Slab-on-ground foundations react to shrinking and swelling soils in predictable ways. Any competent structural Texas Professional Engineer can easily obtain the knowledge to reliably identify the cause of distress or damage to the house.
Is the house livable and safe?
It is rare for a house to not be liveable. On the other hand, most homes have numerous safety hazards. Virtually every breaker box is full of code violations any one of which could result in a fire and death for the occupants. Yet most homeowners do not really care judging by the fact that the defects almost never get corrected.
In any case, when it comes to foundations, no slab-on-ground foundation has ever broken someone’s leg, or caused someone’s house to burn to the ground.
Are there any indications of structural integrity issues?
A structural integrity issue is where a load-bearing element or assembly is in danger of being pulled apart. Severe cracking in the slab concrete can indicate structural integrity can indicate a need to repair the foundation. I once saw a slab-on-ground foundation that had a crack that was well over 1.3-inches difference in elevation between one side to the other side.
Is there evidence of a continuing problem?
If a foundation has been underpinned more than once, I consider that foundation to be a continuing problem. Foundation repair without any information as to why the foundation was underpinned is a suspect situation.
How is the performance as compared to houses the same approximate age, location, and construction?
You can make this type of judgment reliably only with a lot of experience. The main thing to keep in mind it that expansive soils underly virtually all of the Greater Houston Area. Generally speaking, the soils are more expansive south of Buffalo Bayou and I-10. North of I-10 the soil is less expansive. The soil at the surface is frequently sand with some silt mixed in. Six or twelve inches down the soil is mostly clay and it is usually expansive.
There is a soil formation called the Beaumont formation. The clays are very expansive and extend well into the eastern part of Harris County.
Is the foundation a good candidate for foundation repair? If not, why not and if so, why?
There are many slab foundations that are not good candidates for underpinning. I consider any slab foundation built before 1970 to be a poor candidate. Why? Because the first design manual was published in 1970. That design manual was used to design both post-tensioned and conventionally reinforced slab-on-ground foundations.
Is there other remedial work that could be done to improve future performance?

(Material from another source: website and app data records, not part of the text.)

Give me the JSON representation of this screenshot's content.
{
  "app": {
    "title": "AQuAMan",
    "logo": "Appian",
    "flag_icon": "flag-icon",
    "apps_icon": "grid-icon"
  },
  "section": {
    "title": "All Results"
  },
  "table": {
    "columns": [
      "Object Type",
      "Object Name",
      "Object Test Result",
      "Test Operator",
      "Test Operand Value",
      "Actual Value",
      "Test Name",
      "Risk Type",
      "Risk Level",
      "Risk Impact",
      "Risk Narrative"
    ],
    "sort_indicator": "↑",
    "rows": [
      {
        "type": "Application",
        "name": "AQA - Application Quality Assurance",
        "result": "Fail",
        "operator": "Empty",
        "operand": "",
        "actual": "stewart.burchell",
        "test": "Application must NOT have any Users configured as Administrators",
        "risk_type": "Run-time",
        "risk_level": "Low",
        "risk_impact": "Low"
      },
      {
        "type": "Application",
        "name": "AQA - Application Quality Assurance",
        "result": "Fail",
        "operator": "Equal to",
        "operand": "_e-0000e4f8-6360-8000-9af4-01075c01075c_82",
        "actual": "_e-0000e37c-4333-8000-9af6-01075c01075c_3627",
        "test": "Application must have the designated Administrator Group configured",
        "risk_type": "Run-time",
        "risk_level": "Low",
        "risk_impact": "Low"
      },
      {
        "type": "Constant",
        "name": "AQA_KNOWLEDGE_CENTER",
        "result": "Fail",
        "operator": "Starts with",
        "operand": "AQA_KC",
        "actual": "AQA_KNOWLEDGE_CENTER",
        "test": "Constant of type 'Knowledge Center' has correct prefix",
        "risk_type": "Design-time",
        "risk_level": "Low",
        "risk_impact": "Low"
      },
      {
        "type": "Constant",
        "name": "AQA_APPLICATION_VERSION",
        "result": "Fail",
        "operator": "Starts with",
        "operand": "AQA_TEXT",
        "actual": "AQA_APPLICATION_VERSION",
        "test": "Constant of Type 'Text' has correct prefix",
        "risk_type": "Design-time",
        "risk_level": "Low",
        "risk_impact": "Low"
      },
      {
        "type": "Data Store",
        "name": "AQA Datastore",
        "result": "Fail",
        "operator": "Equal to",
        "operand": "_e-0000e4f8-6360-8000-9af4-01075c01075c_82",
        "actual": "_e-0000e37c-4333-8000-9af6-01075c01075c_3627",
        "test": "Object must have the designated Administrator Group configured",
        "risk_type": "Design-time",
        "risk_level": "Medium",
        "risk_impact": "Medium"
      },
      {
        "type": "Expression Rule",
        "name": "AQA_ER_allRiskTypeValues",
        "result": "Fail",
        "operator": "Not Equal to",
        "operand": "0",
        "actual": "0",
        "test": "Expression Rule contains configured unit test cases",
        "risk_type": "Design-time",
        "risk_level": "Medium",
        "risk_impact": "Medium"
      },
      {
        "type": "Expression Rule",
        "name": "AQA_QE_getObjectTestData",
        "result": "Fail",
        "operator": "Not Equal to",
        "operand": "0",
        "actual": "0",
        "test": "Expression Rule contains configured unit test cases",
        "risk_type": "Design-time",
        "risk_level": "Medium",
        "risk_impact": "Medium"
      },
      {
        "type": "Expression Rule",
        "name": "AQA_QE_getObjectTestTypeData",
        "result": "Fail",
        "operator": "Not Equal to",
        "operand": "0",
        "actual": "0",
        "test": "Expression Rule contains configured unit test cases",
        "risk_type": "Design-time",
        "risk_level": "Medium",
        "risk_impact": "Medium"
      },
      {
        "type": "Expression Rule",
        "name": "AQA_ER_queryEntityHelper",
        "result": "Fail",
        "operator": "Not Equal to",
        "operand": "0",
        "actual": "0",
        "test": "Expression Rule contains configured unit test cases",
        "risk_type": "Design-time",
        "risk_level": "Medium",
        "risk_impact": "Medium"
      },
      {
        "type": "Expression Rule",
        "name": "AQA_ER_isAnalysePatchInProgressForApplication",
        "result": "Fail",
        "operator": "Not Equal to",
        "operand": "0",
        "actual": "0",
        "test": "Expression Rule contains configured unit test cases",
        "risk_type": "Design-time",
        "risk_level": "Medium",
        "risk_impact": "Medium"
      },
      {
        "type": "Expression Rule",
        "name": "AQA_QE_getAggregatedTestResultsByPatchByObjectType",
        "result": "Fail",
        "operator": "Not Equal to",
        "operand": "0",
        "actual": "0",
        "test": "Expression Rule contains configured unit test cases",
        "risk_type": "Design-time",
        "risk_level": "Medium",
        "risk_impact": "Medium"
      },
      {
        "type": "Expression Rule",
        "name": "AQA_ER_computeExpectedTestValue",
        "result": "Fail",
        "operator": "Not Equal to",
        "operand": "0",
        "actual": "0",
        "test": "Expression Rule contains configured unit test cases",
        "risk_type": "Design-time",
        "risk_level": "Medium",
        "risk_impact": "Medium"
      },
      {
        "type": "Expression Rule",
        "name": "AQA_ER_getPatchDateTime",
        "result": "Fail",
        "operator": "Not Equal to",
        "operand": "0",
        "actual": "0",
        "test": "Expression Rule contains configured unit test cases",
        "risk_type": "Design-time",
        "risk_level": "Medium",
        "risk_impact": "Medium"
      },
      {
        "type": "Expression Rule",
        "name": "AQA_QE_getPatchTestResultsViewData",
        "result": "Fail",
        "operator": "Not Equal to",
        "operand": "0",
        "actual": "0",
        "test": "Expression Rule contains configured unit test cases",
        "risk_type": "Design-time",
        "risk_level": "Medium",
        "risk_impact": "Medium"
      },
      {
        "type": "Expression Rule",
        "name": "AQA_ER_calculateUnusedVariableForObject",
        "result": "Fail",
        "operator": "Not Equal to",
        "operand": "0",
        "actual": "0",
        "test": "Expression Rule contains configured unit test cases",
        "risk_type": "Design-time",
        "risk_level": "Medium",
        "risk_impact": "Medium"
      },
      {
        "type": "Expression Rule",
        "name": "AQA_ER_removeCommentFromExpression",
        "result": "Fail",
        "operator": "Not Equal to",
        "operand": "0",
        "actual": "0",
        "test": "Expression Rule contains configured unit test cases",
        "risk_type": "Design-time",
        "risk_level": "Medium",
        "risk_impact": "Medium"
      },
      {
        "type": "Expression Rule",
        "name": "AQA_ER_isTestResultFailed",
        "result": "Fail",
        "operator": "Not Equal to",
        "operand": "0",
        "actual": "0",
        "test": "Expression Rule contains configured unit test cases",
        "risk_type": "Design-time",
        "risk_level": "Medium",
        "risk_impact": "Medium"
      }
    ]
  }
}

In the large majority of homes that show some degree of distress that consistent with foundation distortion, there are aspects of the property that, if corrected, would enhance the performance of the foundation.
Consider a typical slab-on-ground foundation that is 30-years old in the Westbury area.